Others make statements that seem to indicate that it is the whiteness and maleness of the subject of the sculpture that is the problem. One talks about “the power of the nearly nude, white, male body to disturb and discomfit,” while another complains that “Mr. Matelli comes from a place of great privilege which has apparently been used to place a sculpture of the white male body on campus. I find it weirdly invasive.” Readers can be forgiven for finding this explicit hostility towards a given race and sex to itself be a bit discomfiting.

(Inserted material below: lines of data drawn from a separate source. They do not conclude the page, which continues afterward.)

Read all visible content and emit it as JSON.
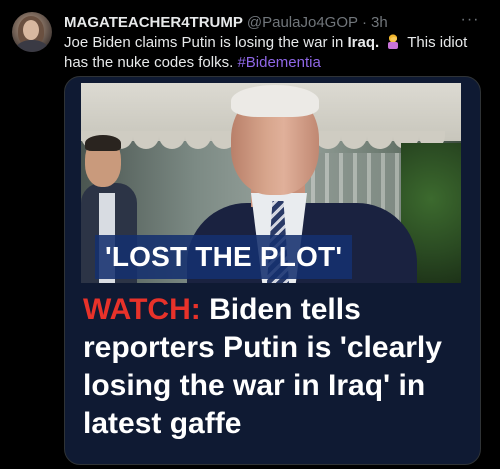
{
  "tweet": {
    "display_name": "MAGATEACHER4TRUMP",
    "handle": "@PaulaJo4GOP",
    "separator": "·",
    "timestamp": "3h",
    "more_glyph": "···",
    "text_part1": "Joe Biden claims Putin is losing the war in ",
    "text_bold": "Iraq.",
    "emoji": "facepalm-emoji",
    "text_part2": " This idiot has the nuke codes folks. ",
    "hashtag": "#Bidementia"
  },
  "media": {
    "lower_third": "'LOST THE PLOT'",
    "headline_prefix": "WATCH:",
    "headline_rest": " Biden tells reporters Putin is 'clearly losing the war in Iraq' in latest gaffe"
  },
  "colors": {
    "background": "#000000",
    "text": "#e7e9ea",
    "muted": "#71767b",
    "hashtag": "#8f67e6",
    "card_bg": "#0f1a33",
    "watch_red": "#e8322a",
    "lower_third_bg": "#14306e"
  }
}
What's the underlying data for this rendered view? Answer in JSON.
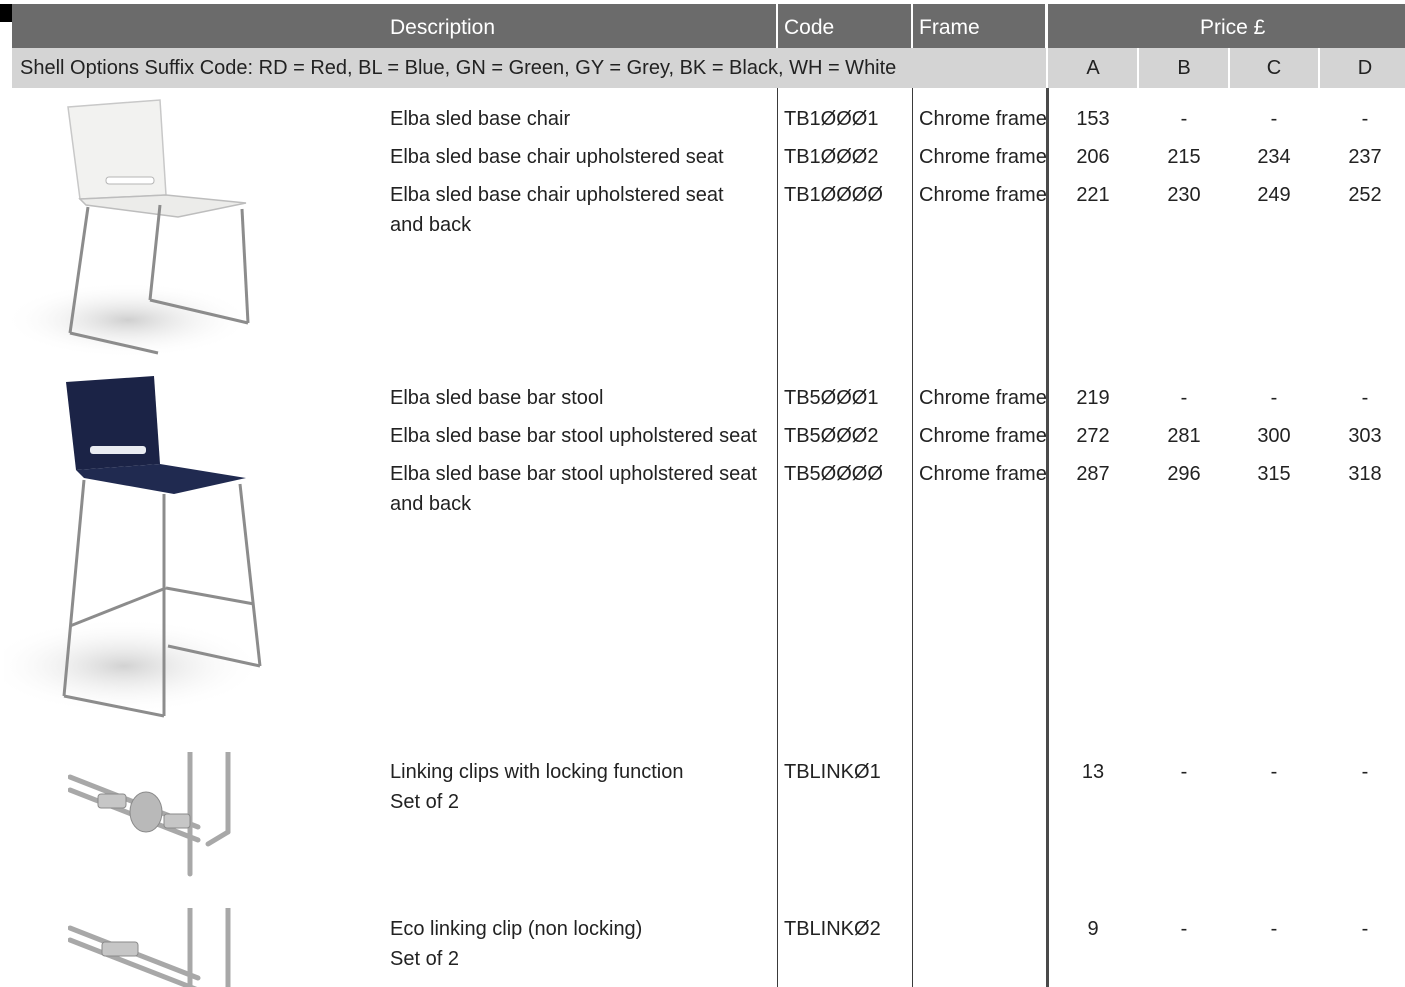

To its credit, Wellesley has so far resisted the calls to remove Matelli’s sculpture, with the director of Wellesley’s Davis Museum responding to the petition by noting that “Art provokes dialogue, and discourse is the core of education.” She’s right, of course. It remains to be seen, though, whether Wellesley will continue to refrain from removing or otherwise hiding the artwork as the backlash grows.